I have taught Christian Social Ethics (Moral Theology) to both Catholic and Protestant students preparing for ministry in both the Philippines and the United States. Although I am not a Roman Catholic, as a student at the Graduate Theological Union in Berkeley, California, I studied ethics from Jesuit theologians and ethicists. To put it simply, I know what I’m talking about.

While the Roman Catholic Church opposes so-called “artificial birth control,” this is normally treated as a separate matter from abortion. According to Roman Catholic teaching, abortion is legitimate only when continuing the pregnancy threatens the life of the mother, or when it is collateral to some other life-saving medical procedure, such as removing a cancerous uterus that happens to contain a fetus.

With regard to “artificial birth control” such as birth control pills, vasectomy, or condoms, while the Catholic Church clearly opposes this, it is an area where a Roman Catholic may disagree with the Church and still be in communion.

As for suggestions that promoting “artificial birth control” somehow leads to more abortions, nothing could be further from the truth. On several occasions INQUIRER articles have cited the figure that there are close to a half million abortions per year in the Philippines. This is close to the number of abortions annually in the United States, a country where abortion is legal in all states, and accessible in most. The United States is a much more populous country where “artificial birth control” is readily available yet, relative to the size of the population, there are far fewer abortions in the United States than in the Philippines.

The aggressive promotion of birth control and family planning technology in Malaysia and Thailand in the 1970s is telling. At that time, the population growth rates in those countries and in the Philippines were similar. Today, the population growth rate remains dangerously high in the Philippines, but is much lower in Malaysia and Thailand. The rapid economic growth in those two countries is attributable, in part, to the drop in population growth. Money that would otherwise have gone to schools to educate the growing number of children each year could be invested in infrastructure, resulting in more prosperous societies. The smaller number of children who were born in Malaysia and Thailand could go to better, less crowded schools, providing them a better education and resulting in countries that are, again, more competitive economically.

While the United States may be more liberal than the Philippines in matters of human sexuality, it is more conservative than many Western European countries. In the Netherlands and in the Scandinavian countries, for instance, sex education begins at a younger age than in the USA, and is far more comprehensive. Young people understand how their bodies work and how, if they choose to be sexually active, to avoid pregnancy. In these more liberal countries, however, young people start having sex at a later age and with far fewer pregnancies and abortions than in the relatively more conservative United States.

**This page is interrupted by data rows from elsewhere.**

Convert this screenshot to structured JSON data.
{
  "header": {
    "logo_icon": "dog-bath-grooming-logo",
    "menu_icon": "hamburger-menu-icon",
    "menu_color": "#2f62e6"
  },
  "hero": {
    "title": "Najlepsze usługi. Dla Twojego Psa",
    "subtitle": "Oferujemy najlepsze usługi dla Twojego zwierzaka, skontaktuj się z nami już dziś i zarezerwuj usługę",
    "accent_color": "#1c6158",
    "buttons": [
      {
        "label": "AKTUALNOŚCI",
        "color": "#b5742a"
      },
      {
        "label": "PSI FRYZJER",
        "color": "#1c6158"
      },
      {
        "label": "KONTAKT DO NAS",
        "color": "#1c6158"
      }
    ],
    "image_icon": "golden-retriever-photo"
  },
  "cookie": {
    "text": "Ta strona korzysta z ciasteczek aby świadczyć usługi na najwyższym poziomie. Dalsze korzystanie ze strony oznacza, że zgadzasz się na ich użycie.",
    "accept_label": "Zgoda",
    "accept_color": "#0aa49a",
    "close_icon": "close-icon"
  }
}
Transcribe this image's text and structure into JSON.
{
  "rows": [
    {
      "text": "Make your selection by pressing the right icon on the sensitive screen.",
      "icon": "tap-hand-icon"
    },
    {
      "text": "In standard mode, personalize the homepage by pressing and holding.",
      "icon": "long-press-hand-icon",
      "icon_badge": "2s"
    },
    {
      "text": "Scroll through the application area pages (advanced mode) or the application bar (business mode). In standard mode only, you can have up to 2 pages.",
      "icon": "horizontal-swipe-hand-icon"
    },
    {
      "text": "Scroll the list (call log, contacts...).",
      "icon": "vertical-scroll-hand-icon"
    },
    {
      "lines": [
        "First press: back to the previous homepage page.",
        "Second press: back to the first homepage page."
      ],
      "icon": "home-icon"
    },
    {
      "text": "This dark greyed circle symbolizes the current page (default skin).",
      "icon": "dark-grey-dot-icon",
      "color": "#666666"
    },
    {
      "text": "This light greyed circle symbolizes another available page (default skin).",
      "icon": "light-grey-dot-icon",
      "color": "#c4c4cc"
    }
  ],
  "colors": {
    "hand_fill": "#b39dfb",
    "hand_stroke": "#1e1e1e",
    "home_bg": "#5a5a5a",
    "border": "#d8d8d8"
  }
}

The basis of most Roman Catholic Social Teaching is what is called, “Natural Law.” Another way of talking about natural law is to speak of common sense or, simply, what we know from applying human reason. Common sense suggests that if couples have access to birth control – artificial or otherwise – there would be fewer unplanned pregnancies and fewer abortions.

Today in the Philippines a significant number of people are not Roman Catholic. They are Protestants, evangelicals, Muslims, members of other faiths, and nonbelievers. Add to that the greater number of Roman Catholics who choose not to live every aspect of their lives according to Roman Catholic teaching, and you probably have a majority of the population. This majority, while generally opposing abortion, accepts modern birth control and family planning as a normal part of modern life and deeply resents the imposition by the Roman Catholic Bishops of a minority point of view on the general population.

Insofar as there really is no abortion debate in the Philippines, it seems to be “artificial birth control” that has the Bishops so upset. It is the responsibility of the INQUIRER and other media to insist that the Bishops clarify this and to explain their reasoning. If their reasoning is flawed, it is the responsibility of the media to point this out.

Respectfully submitted,